I find it hard to determine the wheel RPM since I'm only making a simple 2D game of rotating object via Z-axis. I wanna try this solution but I got no change since I'm trying to find the RPM from a game object that has a rigid body 2D and a circle collider. I decided to think of something more simple but alternate solution. I'm a bit good at math but not much. Took around to calculate but no luck yet. I want to know possibilities of checking its rotation from transform properties, figuring out yet about 6 degrees per second equivalent to 1 RPM as said from the link. I used the method transform.Rotate() for rotation speed. Also, when the rotation value reaches beyond 360, clockwise or counter-clockwise, sometimes it goes back either 0 or a negative value and I have to maintain total degree so that I can compute for the overall RPM. Please help me.

Re-direct from my original question: http://answers.unity3d.com/questions/1123755/how-to-find-or-compute-or-look-for-overallmax-rpm.html

• what's wrong with using Angular velocity? Commented Jan 11, 2016 at 3:24
• I'm not gonna use the RigidBody. I'm focusing the speed spin rate by obtaining the rotation from Transform properties only. Commented Jan 11, 2016 at 3:31
• Also, I'm in a 2D environment. I'm using the 2D colliders and a RigidBody2D. However, I'm not gonna obtain degrees from RigidBody2D and instead I'm obtaining the rotation degree from Transform properties so that I can compute for the max or overall RPM. Commented Jan 11, 2016 at 3:35
• RigidBody2D also has similar function, again similarly named Angular velocity Commented Jan 11, 2016 at 4:08
• The Rigidbody only tracks physics speed.

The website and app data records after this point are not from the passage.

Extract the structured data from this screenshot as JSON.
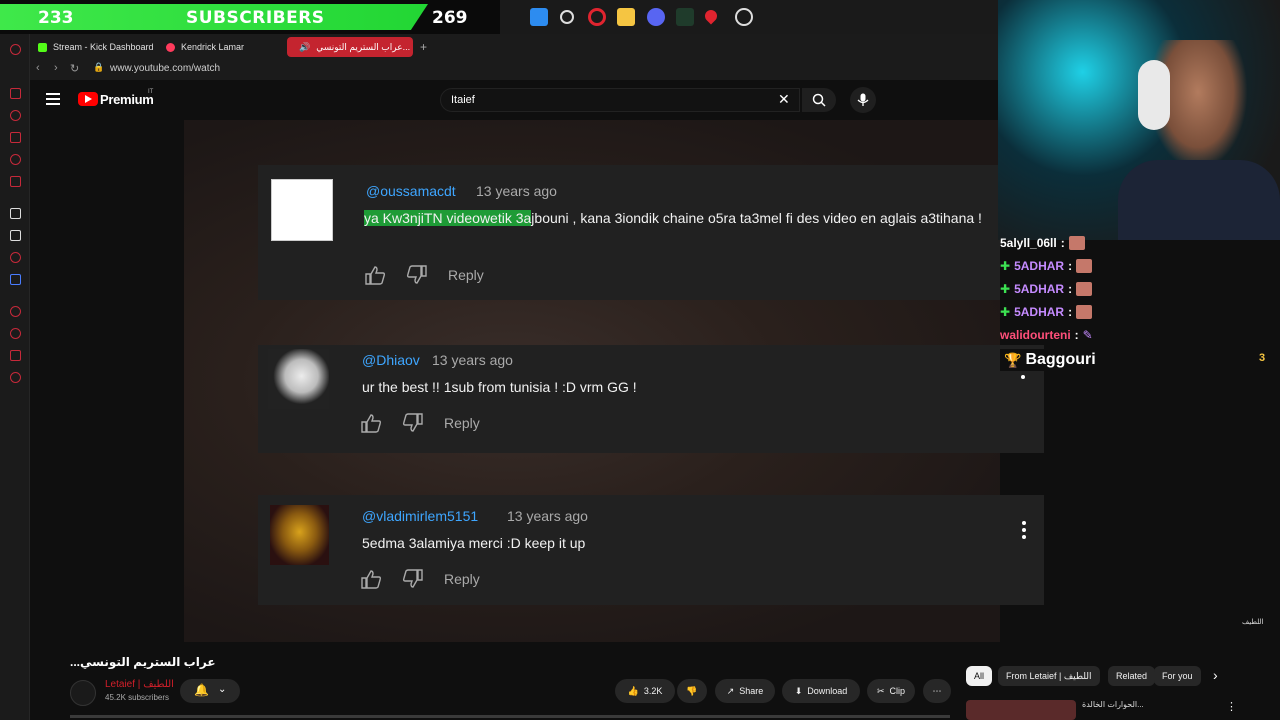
{
  "overlay": {
    "subs_current": "233",
    "subs_label": "SUBSCRIBERS",
    "subs_goal": "269"
  },
  "browser": {
    "tabs": [
      {
        "label": "Stream - Kick Dashboard",
        "color": "#53fc18"
      },
      {
        "label": "Kendrick Lamar",
        "color": "#ff3b5c"
      },
      {
        "label": "عراب الستريم التونسي...",
        "color": "#ff0000"
      }
    ],
    "url": "www.youtube.com/watch"
  },
  "youtube": {
    "brand": "Premium",
    "region": "IT",
    "search_value": "Itaief"
  },
  "comments": [
    {
      "user": "@oussamacdt",
      "time": "13 years ago",
      "text_highlight": "ya Kw3njiTN videowetik 3a",
      "text_rest": "jbouni , kana 3iondik chaine o5ra ta3mel fi des video en aglais a3tihana !",
      "reply": "Reply"
    },
    {
      "user": "@Dhiaov",
      "time": "13 years ago",
      "text": "ur the best !!  1sub from tunisia ! :D vrm GG !",
      "reply": "Reply"
    },
    {
      "user": "@vladimirlem5151",
      "time": "13 years ago",
      "text": "5edma 3alamiya merci :D keep it up",
      "reply": "Reply"
    }
  ],
  "chat": [
    {
      "user": "5alyll_06ll",
      "color": "#ffffff",
      "badge": false
    },
    {
      "user": "5ADHAR",
      "color": "#c58bff",
      "badge": true
    },
    {
      "user": "5ADHAR",
      "color": "#c58bff",
      "badge": true
    },
    {
      "user": "5ADHAR",
      "color": "#c58bff",
      "badge": true
    },
    {
      "user": "walidourteni",
      "color": "#ff4f7a",
      "badge": false
    }
  ],
  "leader": {
    "name": "Baggouri",
    "count": "3"
  },
  "video": {
    "title": "عراب الستريم التونسي...",
    "channel": "Letaief | اللطيف",
    "subscribers": "45.2K subscribers",
    "likes": "3.2K",
    "share": "Share",
    "download": "Download",
    "clip": "Clip"
  },
  "chips": [
    "All",
    "From Letaief | اللطيف",
    "Related",
    "For you"
  ],
  "related_title": "الحوارات الخالدة...",
  "stream_tag": "اللطيف"
}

If you set a rotation using the Transform properties, the Rigidbody doesn't get an impulse (but it can muck with interpolation, so generally if you're using Rigidbodies you should drive all control through them, don't muck with the Transform directly). If you're rotating your object directly with Transform.Rotate though, you don't need to infer the RPM from the resulting rotation, because you're the one driving the motion - you can just take the rotational increment you're applying and adjust for the time delta. Commented Jun 6, 2017 at 3:54